Wyoming new router and full time construction worker BJ Tilden.

Hard Twisted is significant because Tilden, who has been putting up 5.14d FA’s in Wyoming for 10 years, as well as repeating a selection of Todd Skinner’s hardest routes, calls it 5.15a, making it the first of the grade in the state and one of the most difficult routes in the country. Hard Twisted combines two lines, Lionshare (5.14d) and Dire Wolf (5.14c) that Tilden put up in 2018, linking them with a new bit of climbing. Lionshare  has “the longest section of resistance climbing I think I’ve ever done,” said Tilden.  “Usually sections of hard resistance climbing are in the mid to high 20’s for number of moves and this one has 36 to get through the business ,and you still have to keep it rolling without getting a good rest until about move 50,” he says.

BJ Tilden Sends a Stunning New 5.14d in Tensleep

To link the Lionshare and Dire Wolf, Tilden had to work out a new section off Lionshare that traverses the wall up and to the right, leading to the bottom of Dire Wolf, at the upper most-overhanging section of the cliff, a section guarded by a 15-foot V11 boulder problem up a gray streak on the wall’s steepest section.

“It seemed really logical to try and link the hardest start with the hardest finish,” says Tilden, “When I did Dire Wolf the climbing was 5.14a up to the gray streak, so much easier and when you know it you can get up it every time. I probably fell off that 25 to 30 times, which is acceptable when you’re coming from the easier start. I eventually realized trying the new link up that the new start was hard enough to where I wasn’t going to get up it 30 times.”

Combining the long resistance style climbing of the bottom section with the short, but powerful bouldery section of the top proved to be a difficult puzzle to solve. Tilden quickly realized that he needed to get back to bouldering to level up his power if he was going to put it all together.

Tilden spent part of his winter seeking out his first V14 in Hueco Tanks. There, he climbed his first V14, Esperanza, and upon his return to Wyoming in the spring he ticked off another V14, Zef, at the Rockshop, a collection of granite boulders at 8,400 feet and south of Lander on the way to South Pass.

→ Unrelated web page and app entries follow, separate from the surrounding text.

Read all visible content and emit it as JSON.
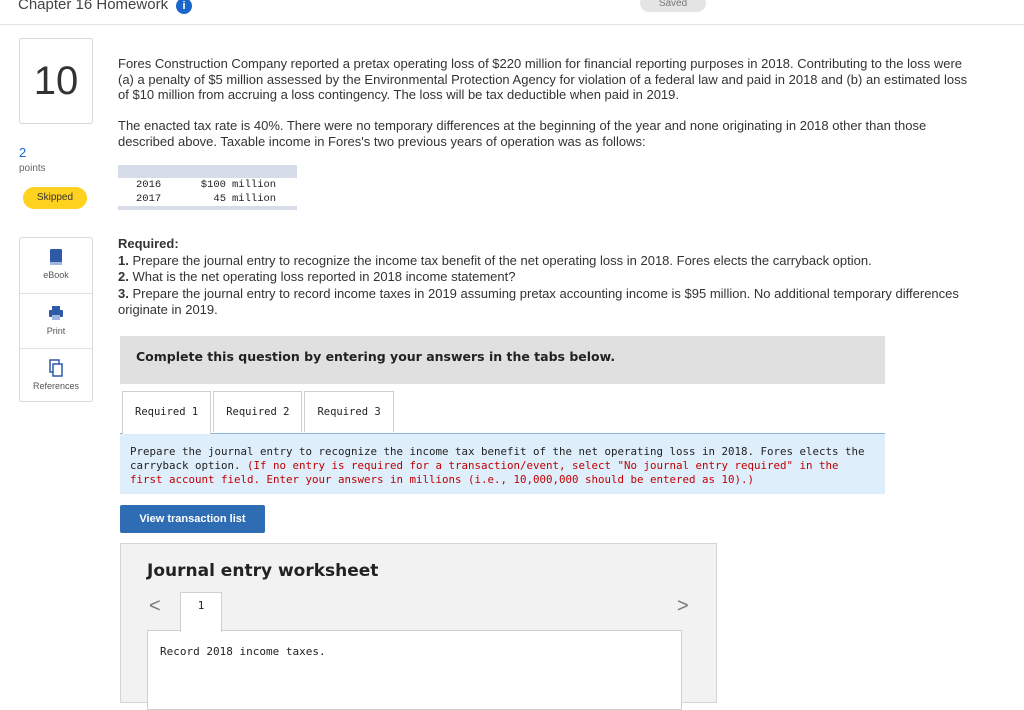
{
  "header": {
    "chapter_title": "Chapter 16 Homework",
    "info_badge": "i",
    "saved_label": "Saved"
  },
  "question": {
    "number": "10",
    "points_value": "2",
    "points_label": "points",
    "status": "Skipped"
  },
  "tools": [
    {
      "label": "eBook",
      "icon": "book-icon"
    },
    {
      "label": "Print",
      "icon": "print-icon"
    },
    {
      "label": "References",
      "icon": "references-icon"
    }
  ],
  "problem": {
    "paragraph1": "Fores Construction Company reported a pretax operating loss of $220 million for financial reporting purposes in 2018. Contributing to the loss were (a) a penalty of $5 million assessed by the Environmental Protection Agency for violation of a federal law and paid in 2018 and (b) an estimated loss of $10 million from accruing a loss contingency. The loss will be tax deductible when paid in 2019.",
    "paragraph2": "The enacted tax rate is 40%. There were no temporary differences at the beginning of the year and none originating in 2018 other than those described above. Taxable income in Fores's two previous years of operation was as follows:",
    "table": [
      {
        "year": "2016",
        "amount": "$100",
        "unit": "million"
      },
      {
        "year": "2017",
        "amount": "45",
        "unit": "million"
      }
    ]
  },
  "required": {
    "heading": "Required:",
    "items": [
      {
        "num": "1.",
        "text": " Prepare the journal entry to recognize the income tax benefit of the net operating loss in 2018. Fores elects the carryback option."
      },
      {
        "num": "2.",
        "text": " What is the net operating loss reported in 2018 income statement?"
      },
      {
        "num": "3.",
        "text": " Prepare the journal entry to record income taxes in 2019 assuming pretax accounting income is $95 million. No additional temporary differences originate in 2019."
      }
    ]
  },
  "complete_prompt": "Complete this question by entering your answers in the tabs below.",
  "tabs": [
    {
      "label": "Required 1",
      "active": true
    },
    {
      "label": "Required 2",
      "active": false
    },
    {
      "label": "Required 3",
      "active": false
    }
  ],
  "instructions": {
    "main": "Prepare the journal entry to recognize the income tax benefit of the net operating loss in 2018. Fores elects the carryback option.",
    "note": "(If no entry is required for a transaction/event, select \"No journal entry required\" in the first account field. Enter your answers in millions (i.e., 10,000,000 should be entered as 10).)"
  },
  "view_transaction_button": "View transaction list",
  "worksheet": {
    "title": "Journal entry worksheet",
    "prev": "<",
    "next": ">",
    "page": "1",
    "entry_description": "Record 2018 income taxes."
  }
}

“I definitely made some gains in the bouldering department and it translated to the route nicely,” says Tilden.

The prominent cave feature at Wolf Point rises above the ground at over 120 feet tall. (Photo: Carl Cote)

To further polish Hard Twisted’s story, it’s safe to say most climbers who are climbing at the V14 and 5.15 levels are full-time climbers with at least a handful of sponsors supporting their sendeavors. Tilden, on the other hand, is hitting a world-class stride at age 41 while simultaneously running his full-time construction company, Tilden Construction, a carpentry and general construction business in the Lander area.

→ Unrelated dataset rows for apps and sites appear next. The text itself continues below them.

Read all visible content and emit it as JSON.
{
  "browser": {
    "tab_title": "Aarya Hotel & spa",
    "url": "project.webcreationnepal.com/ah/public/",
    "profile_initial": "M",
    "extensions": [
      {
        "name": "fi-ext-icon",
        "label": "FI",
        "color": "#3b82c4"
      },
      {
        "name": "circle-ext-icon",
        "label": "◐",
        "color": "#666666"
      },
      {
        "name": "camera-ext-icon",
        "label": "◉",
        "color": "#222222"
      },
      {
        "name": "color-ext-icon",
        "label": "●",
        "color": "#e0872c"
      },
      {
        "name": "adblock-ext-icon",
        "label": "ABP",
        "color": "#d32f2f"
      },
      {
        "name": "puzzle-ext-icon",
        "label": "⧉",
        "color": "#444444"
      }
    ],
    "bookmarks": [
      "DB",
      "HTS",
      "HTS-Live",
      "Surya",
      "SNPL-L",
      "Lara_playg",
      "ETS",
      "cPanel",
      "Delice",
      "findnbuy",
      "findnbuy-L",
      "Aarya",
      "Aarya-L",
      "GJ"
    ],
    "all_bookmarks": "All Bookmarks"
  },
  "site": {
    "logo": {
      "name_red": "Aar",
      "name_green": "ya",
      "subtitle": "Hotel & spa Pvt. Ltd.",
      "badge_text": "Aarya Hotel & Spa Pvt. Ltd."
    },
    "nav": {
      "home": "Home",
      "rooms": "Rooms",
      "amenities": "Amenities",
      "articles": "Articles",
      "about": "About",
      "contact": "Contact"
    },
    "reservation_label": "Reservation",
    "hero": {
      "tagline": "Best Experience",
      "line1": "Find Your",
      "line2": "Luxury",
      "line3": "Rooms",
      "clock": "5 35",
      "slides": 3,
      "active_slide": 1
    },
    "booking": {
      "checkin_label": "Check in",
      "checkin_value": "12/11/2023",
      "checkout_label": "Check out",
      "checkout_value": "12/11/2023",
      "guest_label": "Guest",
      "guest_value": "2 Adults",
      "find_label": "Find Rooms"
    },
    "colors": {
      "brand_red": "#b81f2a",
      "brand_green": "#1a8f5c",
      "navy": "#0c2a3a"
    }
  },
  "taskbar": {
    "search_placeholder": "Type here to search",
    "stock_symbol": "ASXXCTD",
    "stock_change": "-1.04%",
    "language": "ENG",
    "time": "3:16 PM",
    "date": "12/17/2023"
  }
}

“I think overall working construction is a good thing,” Tilden says. “Construction is actually really great cross training for climbing. The trade-off is finding the time to rest.”

Climbing has been a priority for Tilden since he was 14 when he fell in love with the sport on a trip to visit his sister who was attending college in Bozeman, Montana.

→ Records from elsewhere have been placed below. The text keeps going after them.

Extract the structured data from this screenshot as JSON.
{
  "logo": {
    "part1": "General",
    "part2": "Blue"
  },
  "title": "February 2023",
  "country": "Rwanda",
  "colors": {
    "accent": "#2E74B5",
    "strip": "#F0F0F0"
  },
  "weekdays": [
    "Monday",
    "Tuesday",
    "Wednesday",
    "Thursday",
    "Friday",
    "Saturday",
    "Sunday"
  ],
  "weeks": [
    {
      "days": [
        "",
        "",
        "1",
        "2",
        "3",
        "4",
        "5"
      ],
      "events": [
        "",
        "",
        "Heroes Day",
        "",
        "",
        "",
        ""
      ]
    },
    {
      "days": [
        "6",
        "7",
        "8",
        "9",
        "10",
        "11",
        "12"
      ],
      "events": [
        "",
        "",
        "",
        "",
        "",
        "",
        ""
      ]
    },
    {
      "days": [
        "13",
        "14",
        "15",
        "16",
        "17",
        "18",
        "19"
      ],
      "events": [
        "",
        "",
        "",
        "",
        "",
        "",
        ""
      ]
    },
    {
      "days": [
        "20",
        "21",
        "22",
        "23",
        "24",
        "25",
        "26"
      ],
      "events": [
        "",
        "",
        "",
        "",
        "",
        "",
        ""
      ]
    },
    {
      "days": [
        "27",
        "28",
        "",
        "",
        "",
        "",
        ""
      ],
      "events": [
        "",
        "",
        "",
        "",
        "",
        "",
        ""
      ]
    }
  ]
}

“I knew there was a climbing gym there,” Tilden explained. “I had her take me and that was pretty much it. I went the first day and then I was there every day for the whole week.”

Flash forward through many of Wyoming’s hard first ascents over 27 years, to June 13th 2022, when Tilden topped the most difficult route in the state, Hard Twisted.

While grading a climb 5.15a has been a long time in the making for Tilden, the thought of his route being downgraded doesn’t bother the Landerite.

“If somebody comes in and doesn’t think it’s quite on that level I’m not going to be offended,” says Tilden. “For me it’s for sure the hardest thing I’ve done around Lander… If there were going to be a 5.15a here I think it’d be this one.”

As Tilden shifts his thoughts to the future he doesn’t see Hard Twisted as the end of his time at Wolf Point or progressing in his climbing: “This seems like the hardest thing possible at The Point, but there’s still lots to do and I’m still psyched to get out there,” he says.  “I don’t see myself slowing down. I see myself doing some prepping at home and traveling to investigate more 5.15.”